To find out how, scientists looked at other ways of darkening skin. The first on the list was suntans. Suntans work differently from estrogen creams because it uses UV radiation to trigger the production of a hormone called MSH, or melanocyte-stimulating hormone. The MSH darkens skin by binding to a specific receptor called MC1R in melanocyte skin cells. In doing so, the MSH encourages the melanocyte skin cells to produce more melanin, which in turn, makes the skin darken.
So while scientists are aware of this particular method of darkening skin, they didn’t know exactly how estrogen and progesterone worked to do the same thing, considering that neither of those sex hormones utilized MSH nor MC1R. However, exposing melanocytes to an increase of estrogen makes them produce melanin anyway, despite not acting through their receptors.
Researchers experimented with human skin cells inside petri dishes as well as a 3D-printed patch of skin (which used the latest in bioengineering technology) and discovered a heretofore unknown set of melanocyte receptors that interact specifically with sex hormones. This receptor, called GPER, or G-Protein Estrogen Receptor, is triggered specifically by estrogen. When activated, it triggers the production of melanin. Meanwhile, a receptor called PAQR7 interacts specifically with progesterone and does the opposite of GPER: in the presence of progesterone, PAQR7 starts to decrease melanin production, which in turn lightens the skin.
Once they’ve established these two receptors, the scientists then went to work finding two molecules that acted similarly to estrogen and progesterone, specifically the parts of the hormone that trigger melanin and nothing else, so that no other cell receptors in the skin will activate. This means that these molecules can induce or reduce the melanin production in the skin, all without triggering other aspects of the sex hormones (i.e. breast augmentation, reduction of sex drive, etc.).
Changing Your Skin Color Can Be As Easy As Applying a Topical Cream
Once their research is complete, scientists are confident that changing your skin color can be possible with the simple application of a topical cream that contains those two molecules. This can go a long way to helping people with medical conditions that affect their pigmentations.
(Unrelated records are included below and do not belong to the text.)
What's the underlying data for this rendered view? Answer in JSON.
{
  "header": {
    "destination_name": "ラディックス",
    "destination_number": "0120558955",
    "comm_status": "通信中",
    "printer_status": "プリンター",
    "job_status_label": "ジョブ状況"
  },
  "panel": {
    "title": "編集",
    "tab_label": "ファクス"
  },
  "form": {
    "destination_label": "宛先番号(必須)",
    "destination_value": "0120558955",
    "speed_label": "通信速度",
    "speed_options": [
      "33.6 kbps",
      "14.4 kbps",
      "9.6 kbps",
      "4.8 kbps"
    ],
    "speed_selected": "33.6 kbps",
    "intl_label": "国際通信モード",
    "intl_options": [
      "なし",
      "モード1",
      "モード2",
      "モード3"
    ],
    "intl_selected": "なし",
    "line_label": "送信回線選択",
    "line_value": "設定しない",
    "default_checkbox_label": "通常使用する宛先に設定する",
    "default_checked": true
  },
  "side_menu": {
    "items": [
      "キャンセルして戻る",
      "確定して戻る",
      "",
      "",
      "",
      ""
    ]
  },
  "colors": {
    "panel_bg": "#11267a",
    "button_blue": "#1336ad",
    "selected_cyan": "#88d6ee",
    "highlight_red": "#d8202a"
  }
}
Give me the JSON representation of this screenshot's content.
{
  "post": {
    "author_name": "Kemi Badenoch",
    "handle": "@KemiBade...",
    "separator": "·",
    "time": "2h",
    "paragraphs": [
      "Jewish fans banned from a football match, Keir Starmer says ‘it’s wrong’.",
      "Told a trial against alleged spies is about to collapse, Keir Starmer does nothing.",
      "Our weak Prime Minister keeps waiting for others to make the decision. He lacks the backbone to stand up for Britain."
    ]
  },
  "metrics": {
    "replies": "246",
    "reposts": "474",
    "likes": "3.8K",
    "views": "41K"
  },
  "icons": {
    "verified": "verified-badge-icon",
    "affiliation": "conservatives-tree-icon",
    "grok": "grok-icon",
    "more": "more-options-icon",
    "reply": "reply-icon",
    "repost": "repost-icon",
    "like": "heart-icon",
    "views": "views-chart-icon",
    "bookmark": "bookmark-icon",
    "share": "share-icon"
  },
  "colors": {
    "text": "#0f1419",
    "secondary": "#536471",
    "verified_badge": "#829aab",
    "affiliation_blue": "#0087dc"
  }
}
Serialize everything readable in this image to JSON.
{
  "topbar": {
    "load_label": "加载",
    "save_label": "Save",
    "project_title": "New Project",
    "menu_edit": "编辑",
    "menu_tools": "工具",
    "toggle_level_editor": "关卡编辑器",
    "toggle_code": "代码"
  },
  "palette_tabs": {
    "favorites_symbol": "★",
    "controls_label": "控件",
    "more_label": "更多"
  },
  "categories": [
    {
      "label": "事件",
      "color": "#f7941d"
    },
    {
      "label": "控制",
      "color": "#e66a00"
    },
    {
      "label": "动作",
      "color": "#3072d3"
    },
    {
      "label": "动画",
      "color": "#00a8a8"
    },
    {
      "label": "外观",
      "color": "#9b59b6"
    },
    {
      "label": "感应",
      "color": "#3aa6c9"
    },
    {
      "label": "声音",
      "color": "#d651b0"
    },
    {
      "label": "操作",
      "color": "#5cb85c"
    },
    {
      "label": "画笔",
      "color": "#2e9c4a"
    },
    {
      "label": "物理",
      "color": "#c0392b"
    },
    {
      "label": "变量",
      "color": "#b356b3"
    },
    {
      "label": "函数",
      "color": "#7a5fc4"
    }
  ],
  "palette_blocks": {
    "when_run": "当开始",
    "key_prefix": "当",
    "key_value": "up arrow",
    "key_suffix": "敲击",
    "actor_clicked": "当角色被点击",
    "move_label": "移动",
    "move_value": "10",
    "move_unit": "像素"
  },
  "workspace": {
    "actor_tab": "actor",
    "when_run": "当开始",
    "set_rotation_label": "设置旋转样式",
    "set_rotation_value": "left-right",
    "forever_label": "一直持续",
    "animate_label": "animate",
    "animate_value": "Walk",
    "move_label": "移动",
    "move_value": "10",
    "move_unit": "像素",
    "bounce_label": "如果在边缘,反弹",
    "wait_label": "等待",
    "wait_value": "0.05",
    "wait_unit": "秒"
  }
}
Estrogen-like creams can be used to darken skin made light by certain conditions like Vitiligo (an auto-immune disease that causes skin to lose melanin, a condition that the King of Pop was famous for). Meanwhile, progesterone-like creams can be used to lighten skin that’s been marred by conditions like acne or sunspots.
Of course, these creams can also be used for cosmetic purposes, and will have no adverse reactions to other types of cosmetic products (so you don’t have to worry about whether or not makeup is bad for your skin). In using these future creams, people can now change their skin color without risking UV radiation in tanning booths or toxic, chemical bleaching.
But before you go out to your nearest cosmetics store, hold up: scientists aren’t done experimenting just yet. They still need to study the GPER and PAQR7 receptors a little more closely, not to mention perfect the estrogen and progesterone substitutes so as not to create adverse reactions.